Richard Hamilton’s Release will be offered in the Made in Britain sale.

LONDON - Release by Richard Hamilton depicts Mick Jagger and art dealer Robert Fraser – nicknamed ‘Groovy Bob’ – during their claustrophobic ride to court on 28 June 1967, handcuffed to each other in a prison van, shying away from the paparazzi. Commenting on this press image, Hamilton stated: “I had felt a strong personal indignation at the insanity of legal institutions which could jail anyone.” What better encapsulation of the late 1960s than Hamilton’s mournful war cry, lashing out against the moral backlash to the liberalisation of the 1960s.

Release will be offered at Sotheby’s London Made in Britain sale on 25 March 2014, alongside a group of other important prints by Hamilton. From 13 February to 26 May 2014, Tate Modern will also be presenting the first retrospective to encompass the full scope of Hamilton’s work.

The screenprint derives its title from the name of an organisation created to provide legal aid and social support to individuals who have fallen foul of the law, often as a result of drug abuse. In 1972, Diana Melly (writer and wife of jazz singer George Melly) asked Hamilton if he would make a print to help raise funds for the organisation, which was in dire need of financial support at the time.

Works in the series Swingeing London are all based on the same image – a photograph taken by John Twine, published in the Daily Sketch newspaper on 29 June 1967. Hamilton had come across the image during one of his visits to Fraser’s gallery.

Richard Hamilton's Swingeing London.

The completed print Release combines seventeen colour screens and the photographic black screen, with an additional collage of die-cut silver on the handcuffs and highlights on Fraser’s glasses. The photographic half tone was used to emphasise the documentary source of the image, parodying reportage.

Like Hamilton, Jim Dine and David Hockney had both exhibited works in Fraser’s gallery. The police closed down Dine’s 1966 exhibition, with the gallery being prosecuted for exhibiting works described as ‘obscene.’ Hamilton felt strongly that Fraser’s punishment was inappropriate and Release shows his strong feelings towards the way his friends were treated.
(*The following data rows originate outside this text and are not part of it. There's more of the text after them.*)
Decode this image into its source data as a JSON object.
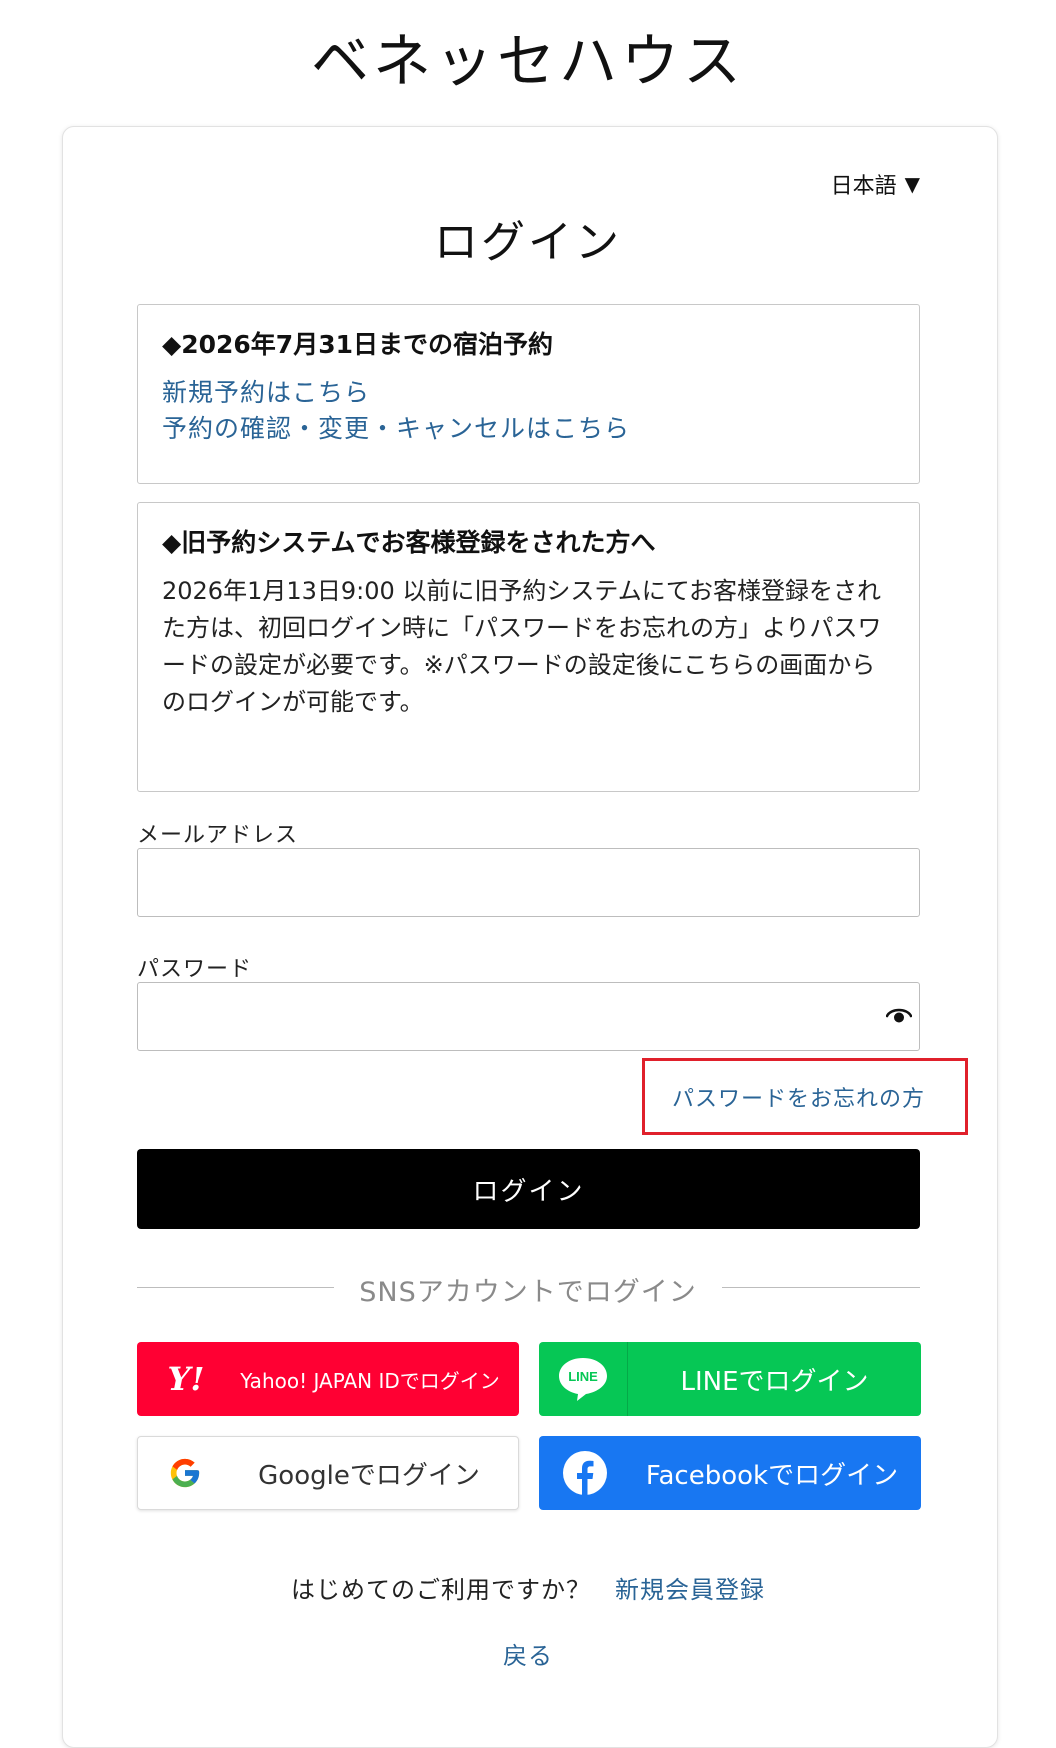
{
  "brand": "ベネッセハウス",
  "language": {
    "label": "日本語",
    "caret": "▼"
  },
  "page_title": "ログイン",
  "notice_reservation": {
    "heading": "◆2026年7月31日までの宿泊予約",
    "link_new": "新規予約はこちら",
    "link_manage": "予約の確認・変更・キャンセルはこちら"
  },
  "notice_legacy": {
    "heading": "◆旧予約システムでお客様登録をされた方へ",
    "body": "2026年1月13日9:00 以前に旧予約システムにてお客様登録をされた方は、初回ログイン時に「パスワードをお忘れの方」よりパスワードの設定が必要です。※パスワードの設定後にこちらの画面からのログインが可能です。"
  },
  "form": {
    "email_label": "メールアドレス",
    "email_value": "",
    "password_label": "パスワード",
    "password_value": "",
    "forgot_password": "パスワードをお忘れの方",
    "login_button": "ログイン"
  },
  "sns": {
    "divider_label": "SNSアカウントでログイン",
    "yahoo": {
      "logo": "Y!",
      "label": "Yahoo! JAPAN IDでログイン",
      "color": "#ff0033"
    },
    "line": {
      "logo": "LINE",
      "label": "LINEでログイン",
      "color": "#06c755"
    },
    "google": {
      "label": "Googleでログイン"
    },
    "facebook": {
      "label": "Facebookでログイン",
      "color": "#1877f2"
    }
  },
  "footer": {
    "first_time_text": "はじめてのご利用ですか？",
    "register_link": "新規会員登録",
    "back_link": "戻る"
  },
  "colors": {
    "link": "#2a6496",
    "highlight_border": "#e0202b"
  }
}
The Made in Britain sale will be accepting consignments until late December. Please contact the department for further information or Lydia Wingfield Digby, Deputy Director and Specialist within the Modern & Post-War British Art Department on +442072935268 or

Yessica Marks, Cataloguer/Assistant Prints within the Prints department on +442072935212 or